I’ve been delaying this blog post for a very long time. The visit to Auschwitz-Birkenau was so emotionally difficult for me and I’ve been worried that writing a post about it would bring back those memories for me.
While we were in Krakow, we took a day-long side trip to the concentration camps at Auschwitz-Birkenau. Sub-consciously I think I knew that it would be hard for me to be there, given my religious roots, but I had no idea the magnitude that it would hit me.
The moment we set foot on the grounds at Auschwitz, I couldn’t breathe. That familiar tightness in my throat that I feel whenever I want to cry hit me immediately. Standing in the main courtyard, surrounded by the fence and buildings that I knew had housed thousands of Jews during the war, was heartbreaking. I wanted to leave, but I had to stay – for myself, for my family and for my people.

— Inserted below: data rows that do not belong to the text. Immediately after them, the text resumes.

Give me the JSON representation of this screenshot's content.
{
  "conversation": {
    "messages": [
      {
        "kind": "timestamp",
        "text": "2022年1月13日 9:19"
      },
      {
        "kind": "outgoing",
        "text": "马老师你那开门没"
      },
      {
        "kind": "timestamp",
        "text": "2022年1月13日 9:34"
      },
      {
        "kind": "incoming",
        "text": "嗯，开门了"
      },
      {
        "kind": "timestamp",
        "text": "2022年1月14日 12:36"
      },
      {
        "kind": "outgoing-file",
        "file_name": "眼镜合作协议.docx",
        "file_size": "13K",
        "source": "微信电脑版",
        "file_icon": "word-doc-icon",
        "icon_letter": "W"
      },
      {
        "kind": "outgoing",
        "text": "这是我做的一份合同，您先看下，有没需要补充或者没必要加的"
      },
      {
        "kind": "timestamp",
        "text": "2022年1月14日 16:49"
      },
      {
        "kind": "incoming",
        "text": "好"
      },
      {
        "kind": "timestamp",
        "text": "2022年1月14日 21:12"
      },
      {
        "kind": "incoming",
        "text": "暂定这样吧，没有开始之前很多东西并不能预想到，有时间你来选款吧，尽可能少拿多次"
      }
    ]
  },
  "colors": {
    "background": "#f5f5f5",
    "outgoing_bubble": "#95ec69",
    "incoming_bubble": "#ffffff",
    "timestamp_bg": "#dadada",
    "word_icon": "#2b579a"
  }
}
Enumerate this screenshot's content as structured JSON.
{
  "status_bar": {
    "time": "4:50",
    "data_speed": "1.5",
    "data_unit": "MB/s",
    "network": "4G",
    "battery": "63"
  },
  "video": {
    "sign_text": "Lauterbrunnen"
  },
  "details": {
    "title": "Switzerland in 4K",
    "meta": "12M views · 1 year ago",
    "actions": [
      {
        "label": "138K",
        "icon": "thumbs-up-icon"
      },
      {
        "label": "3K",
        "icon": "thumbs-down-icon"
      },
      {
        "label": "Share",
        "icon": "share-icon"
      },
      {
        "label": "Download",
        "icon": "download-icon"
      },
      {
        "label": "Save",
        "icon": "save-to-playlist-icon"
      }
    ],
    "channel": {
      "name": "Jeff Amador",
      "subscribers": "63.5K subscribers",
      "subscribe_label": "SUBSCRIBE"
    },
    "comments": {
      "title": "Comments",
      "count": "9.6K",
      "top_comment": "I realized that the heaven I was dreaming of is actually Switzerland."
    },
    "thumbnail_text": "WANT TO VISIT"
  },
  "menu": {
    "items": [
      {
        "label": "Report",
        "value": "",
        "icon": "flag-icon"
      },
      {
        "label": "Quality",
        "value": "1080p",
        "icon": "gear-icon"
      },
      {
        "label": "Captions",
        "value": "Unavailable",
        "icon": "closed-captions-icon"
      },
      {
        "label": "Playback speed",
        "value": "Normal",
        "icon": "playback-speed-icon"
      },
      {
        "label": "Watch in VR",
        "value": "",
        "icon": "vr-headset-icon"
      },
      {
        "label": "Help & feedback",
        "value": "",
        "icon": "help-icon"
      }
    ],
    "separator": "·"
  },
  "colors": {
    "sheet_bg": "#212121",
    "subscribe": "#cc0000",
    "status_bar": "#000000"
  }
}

Being Jewish is incredibly important to me. I wouldn’t trade it for anything else and even though all of my direct family members can to America before the war, many of their villages (mostly all Jewish) were completely destroyed by Nazis during WWII. I’m sure there are distant cousins and friends of my family that didn’t survive. I feel lucky my family came to America when they did or else I might not be here today, but at the same time, my heart breaks for those who weren’t as fortunate. I feel for all those Jewish families who lost people they loved. My heart aches for the entire Jewish community and seeing where my people came from is so important to me.
As we walked through the barracks at Auschwitz, I couldn’t help but go up to the windows and look outside. I wanted to know what it must have been like to look out those windows day after day, knowing your situation wasn’t going to get any better. The stone-cold concrete floors and walls released the same feelings today as they did during the Holocaust – cold, unfeeling, harsh.
I have to admit that Auschwitz has done a remarkable keeping the stories of the Holocaust alive. Inside the barracks there are display cases that tel the stories of the Jewish people (and other) sent to the camps and their fates. Inside one of the rooms is a giant urn filled with ashes from the crematorium. Another one is filled with belongings of those who never left Auschwitz – cases filled with suitcases with names and ages of their owners still readable, pots and pans, shoes. The case that hit me the absolute hardest though, was the one filled floor to ceiling with human hair. Hair that had been forcibly removed from the Jewish men, women and children sent to die in the gas chambers. That was the first moment I cried at Auschwitz, after seeing such a integral part of the human existence all cased up like that.
Other displays around the camp showed models of the gas chambers and “shower” system. The case containing empty cans of Cyclon B, the gas that killed so many people, made me sick to my stomach.
The very end of our tour through the camp took us to the gas chamber and crematorium itself. Unlike the one at Birkenau, which no longer stands today, this one we were able to walk through. Walking through the gas chambers, you could almost feel the history that was soaked into the concrete walls. These walls too were harsh and cold and the air was stale as if it knew it held a terrible past. Seeing the crematorium ovens was too much to handle. The entire experience was, as a whole, but this moment was probably the worst of it. To see an oven, modeled almost exactly like one you would see at a pizzeria, that was used to burn human bodies, is unbearable. It’s a past no one wants to think about, but at the same time, one you want to remember every day in order to make sure it never happens again.
After such an emotionally draining morning, the absolute last thing you want to do is to have a do-over of the experience at another camp. On the ride over to Birkenau I tried to prepare myself emotionally for what we were about to see. There is so much we learn about of the camps in school and in books and films, but nothing can fully prepare you for the experience of actually being at the camps.
Birkenau was much more spread out than Auschwitz, mainly due to the railroad line that went down the center of the camp. Still on the railroad is a cattle car that was used to transport Jewish families to the camp. On the steps of the car and on it’s wheels are hundreds, if not thousands, of stones. It is Jewish tradition to honor the dead with a stone on their gravestone to show them remembrance. It was heartwarming to see so many of stones in honor of the lost on that car.
Much of Birkenau was destroyed right before liberation, so there is a lot less to actually walk through at the camp. There is a memorial put up by the government and commemorated in many different languages, including Yiddish and Hebrew. The memorial is right next to the ruins of the gas chambers, which are just as hard to see as the standing ones at Auschwitz.
The last stop on our tour was a still-standing barrack with the wooden planks coming out of the walls, two or three levels high. These were the beds of many prisoners and are universally recognizable. So many pictures shown in books about the Holocaust were taken in these barracks. Seeing the empty bunks, you can almost picture the faces peering over the edges, like in the pictures.
The trip to Auschwitz-Birkenau was incredibly hard, but in my opinion one that everyone needs to see at least once in their life. For Jews, it’s a part of our past and it cannot be forgotten or ignored. For the rest of the world, it is something that needs to be seen so that everyone understands fully what happened and why it can never happen again.